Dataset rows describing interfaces

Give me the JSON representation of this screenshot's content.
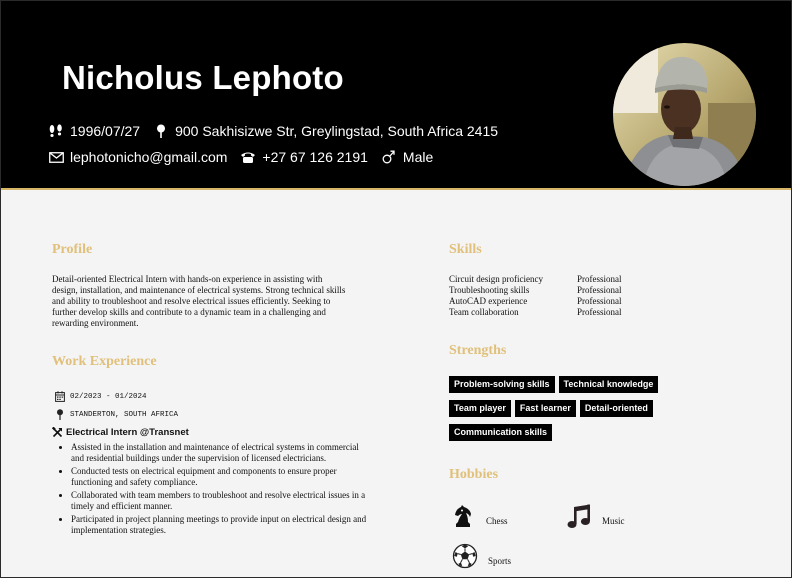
{
  "header": {
    "name": "Nicholus Lephoto",
    "birthdate": "1996/07/27",
    "address": "900 Sakhisizwe Str, Greylingstad, South Africa 2415",
    "email": "lephotonicho@gmail.com",
    "phone": "+27 67 126 2191",
    "gender": "Male",
    "icons": [
      "footprints-icon",
      "location-pin-icon",
      "envelope-icon",
      "telephone-icon",
      "male-symbol-icon"
    ]
  },
  "profile": {
    "title": "Profile",
    "text": "Detail-oriented Electrical Intern with hands-on experience in assisting with design, installation, and maintenance of electrical systems. Strong technical skills and ability to troubleshoot and resolve electrical issues efficiently. Seeking to further develop skills and contribute to a dynamic team in a challenging and rewarding environment."
  },
  "experience": {
    "title": "Work Experience",
    "date_range": "02/2023 - 01/2024",
    "location": "STANDERTON, SOUTH AFRICA",
    "job_title": "Electrical Intern @Transnet",
    "duties": [
      "Assisted in the installation and maintenance of electrical systems in commercial and residential buildings under the supervision of licensed electricians.",
      "Conducted tests on electrical equipment and components to ensure proper functioning and safety compliance.",
      "Collaborated with team members to troubleshoot and resolve electrical issues in a timely and efficient manner.",
      "Participated in project planning meetings to provide input on electrical design and implementation strategies."
    ]
  },
  "skills": {
    "title": "Skills",
    "items": [
      {
        "name": "Circuit design proficiency",
        "level": "Professional"
      },
      {
        "name": "Troubleshooting skills",
        "level": "Professional"
      },
      {
        "name": "AutoCAD experience",
        "level": "Professional"
      },
      {
        "name": "Team collaboration",
        "level": "Professional"
      }
    ]
  },
  "strengths": {
    "title": "Strengths",
    "rows": [
      [
        "Problem-solving skills",
        "Technical knowledge"
      ],
      [
        "Team player",
        "Fast learner",
        "Detail-oriented"
      ],
      [
        "Communication skills"
      ]
    ]
  },
  "hobbies": {
    "title": "Hobbies",
    "items": [
      {
        "label": "Chess",
        "icon": "chess-knight-icon"
      },
      {
        "label": "Music",
        "icon": "music-notes-icon"
      },
      {
        "label": "Sports",
        "icon": "soccer-ball-icon"
      }
    ]
  },
  "colors": {
    "header_bg": "#000000",
    "accent_gold": "#e0c07a",
    "page_bg": "#f4f4f4",
    "tag_bg": "#000000"
  }
}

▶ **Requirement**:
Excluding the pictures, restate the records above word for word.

▶ **Task answer**:
Give me the JSON representation of this screenshot's content.
{
  "header": {
    "name": "Nicholus Lephoto",
    "birthdate": "1996/07/27",
    "address": "900 Sakhisizwe Str, Greylingstad, South Africa 2415",
    "email": "lephotonicho@gmail.com",
    "phone": "+27 67 126 2191",
    "gender": "Male",
    "icons": [
      "footprints-icon",
      "location-pin-icon",
      "envelope-icon",
      "telephone-icon",
      "male-symbol-icon"
    ]
  },
  "profile": {
    "title": "Profile",
    "text": "Detail-oriented Electrical Intern with hands-on experience in assisting with design, installation, and maintenance of electrical systems. Strong technical skills and ability to troubleshoot and resolve electrical issues efficiently. Seeking to further develop skills and contribute to a dynamic team in a challenging and rewarding environment."
  },
  "experience": {
    "title": "Work Experience",
    "date_range": "02/2023 - 01/2024",
    "location": "STANDERTON, SOUTH AFRICA",
    "job_title": "Electrical Intern @Transnet",
    "duties": [
      "Assisted in the installation and maintenance of electrical systems in commercial and residential buildings under the supervision of licensed electricians.",
      "Conducted tests on electrical equipment and components to ensure proper functioning and safety compliance.",
      "Collaborated with team members to troubleshoot and resolve electrical issues in a timely and efficient manner.",
      "Participated in project planning meetings to provide input on electrical design and implementation strategies."
    ]
  },
  "skills": {
    "title": "Skills",
    "items": [
      {
        "name": "Circuit design proficiency",
        "level": "Professional"
      },
      {
        "name": "Troubleshooting skills",
        "level": "Professional"
      },
      {
        "name": "AutoCAD experience",
        "level": "Professional"
      },
      {
        "name": "Team collaboration",
        "level": "Professional"
      }
    ]
  },
  "strengths": {
    "title": "Strengths",
    "rows": [
      [
        "Problem-solving skills",
        "Technical knowledge"
      ],
      [
        "Team player",
        "Fast learner",
        "Detail-oriented"
      ],
      [
        "Communication skills"
      ]
    ]
  },
  "hobbies": {
    "title": "Hobbies",
    "items": [
      {
        "label": "Chess",
        "icon": "chess-knight-icon"
      },
      {
        "label": "Music",
        "icon": "music-notes-icon"
      },
      {
        "label": "Sports",
        "icon": "soccer-ball-icon"
      }
    ]
  },
  "colors": {
    "header_bg": "#000000",
    "accent_gold": "#e0c07a",
    "page_bg": "#f4f4f4",
    "tag_bg": "#000000"
  }
}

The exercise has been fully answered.